Center Scott Gomez, who played in Columbus, took a stick to the mouth early in the game but finished. He missed practice Wednesday and will not play Thursday after having a root canal done.

* Blues cut roster to 54 -- The Blues trimmed their roster down by seven after assigning forwards Samuel Blais (Victoriaville), Liam Dunda (Owen Sound), Glenn Gawdin (Swift Current), Adam Musil (Red Deer) and C.J. Yakimowicz (London), goalie Luke Opilka (Kitchener) and defenseman Vince Dunn (Niagara) to their respective junior clubs

"Two guys really stick out to me: Samuel Blais, comparing him to last year, he's really improved a lot," Hitchcock said. "He looks like a guy that's going to have a great season. And the guy for me is Dunn. Dunn's been outstanding. Vince looks like if he continues to improve, he looks like the prototypical new kind of way that teams structure their defense. There's room for players like him. Mobile, great transition player, great anticipation. He looks like he was getting better and better. He played well (Tuesday) night, he played well the whole time this year, he played great in Traverse City. Pretty impressive."

* Blues lineup vs. Stars -- The Blues, 1-1-0 in preseason play, will host the Stars Thursday, play at Chicago Saturday before playing at Dallas on Sept. 29 and hosting Chicago Oct. 1 to end preseason play.

Thursday's lineup:

Alexander Steen-Paul Stastny-Vladimir Tarasenko

Jordan Caron-Jaden Schwartz-Dmitrij Jaskin

Magnus Paajarvi-Pat Cannone-Ty Rattie

Yannick Veilleux-Jeremy Welsh-Eriah Hayes

Petteri Lindbohm-Alex Pietrangelo

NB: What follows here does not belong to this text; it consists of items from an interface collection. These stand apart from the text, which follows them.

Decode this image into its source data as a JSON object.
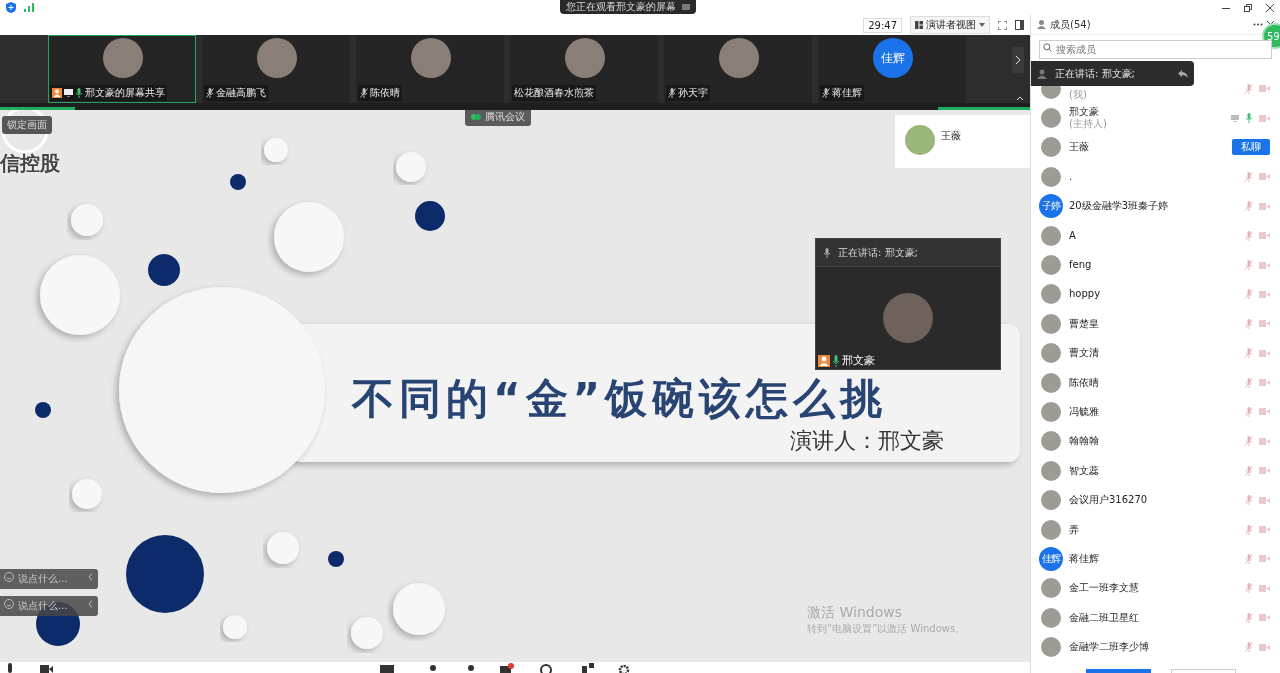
{
  "window": {
    "sharing_banner": "您正在观看邢文豪的屏幕"
  },
  "toolbar": {
    "timer": "29:47",
    "view_button": "演讲者视图"
  },
  "video_strip": [
    {
      "name": "邢文豪的屏幕共享",
      "selected": true,
      "muted": false,
      "screen_share": true
    },
    {
      "name": "金融高鹏飞",
      "selected": false,
      "muted": true
    },
    {
      "name": "陈依晴",
      "selected": false,
      "muted": true
    },
    {
      "name": "松花酿酒春水煎茶",
      "selected": false
    },
    {
      "name": "孙天宇",
      "selected": false,
      "muted": true
    },
    {
      "name": "蒋佳辉",
      "selected": false,
      "muted": true,
      "avatar_text": "佳辉"
    }
  ],
  "slide": {
    "logo_text": "信控股",
    "title": "不同的“金”饭碗该怎么挑",
    "speaker": "演讲人：邢文豪"
  },
  "overlays": {
    "lock_button": "锁定画面",
    "app_tag": "腾讯会议",
    "pinned_video": {
      "name": "王薇"
    },
    "speaker_popup": {
      "label": "正在讲话: 邢文豪;",
      "name": "邢文豪"
    },
    "chat_inputs": [
      {
        "placeholder": "说点什么..."
      },
      {
        "placeholder": "说点什么..."
      }
    ],
    "activation_notice": {
      "title": "激活 Windows",
      "subtitle": "转到“电脑设置”以激活 Windows。"
    }
  },
  "members_panel": {
    "title": "成员(54)",
    "badge": "59",
    "search": {
      "placeholder": "搜索成员"
    },
    "speaking_tip": "正在讲话: 邢文豪;",
    "members": [
      {
        "note": "(我)",
        "muted": true
      },
      {
        "name": "邢文豪",
        "note": "(主持人)",
        "muted": false,
        "screen_share": true
      },
      {
        "name": "王薇",
        "action": "私聊"
      },
      {
        "name": ".",
        "muted": true
      },
      {
        "name": "20级金融学3班秦子婷",
        "muted": true,
        "avatar_text": "子婷"
      },
      {
        "name": "A",
        "muted": true
      },
      {
        "name": "feng",
        "muted": true
      },
      {
        "name": "hoppy",
        "muted": true
      },
      {
        "name": "曹楚皇",
        "muted": true
      },
      {
        "name": "曹文清",
        "muted": true
      },
      {
        "name": "陈依晴",
        "muted": true
      },
      {
        "name": "冯毓雅",
        "muted": true
      },
      {
        "name": "翰翰翰",
        "muted": true
      },
      {
        "name": "智文蕊",
        "muted": true
      },
      {
        "name": "会议用户316270",
        "muted": true
      },
      {
        "name": "弄",
        "muted": true
      },
      {
        "name": "蒋佳辉",
        "muted": true,
        "avatar_text": "佳辉"
      },
      {
        "name": "金工一班李文慧",
        "muted": true
      },
      {
        "name": "金融二班卫星红",
        "muted": true
      },
      {
        "name": "金融学二班李少博",
        "muted": true
      }
    ]
  }
}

Joel Edmundson-Kevin Shattenkirk

Andre Benoit-Colton Parayko

Brian Elliott and Jordan Binnington are the goalies.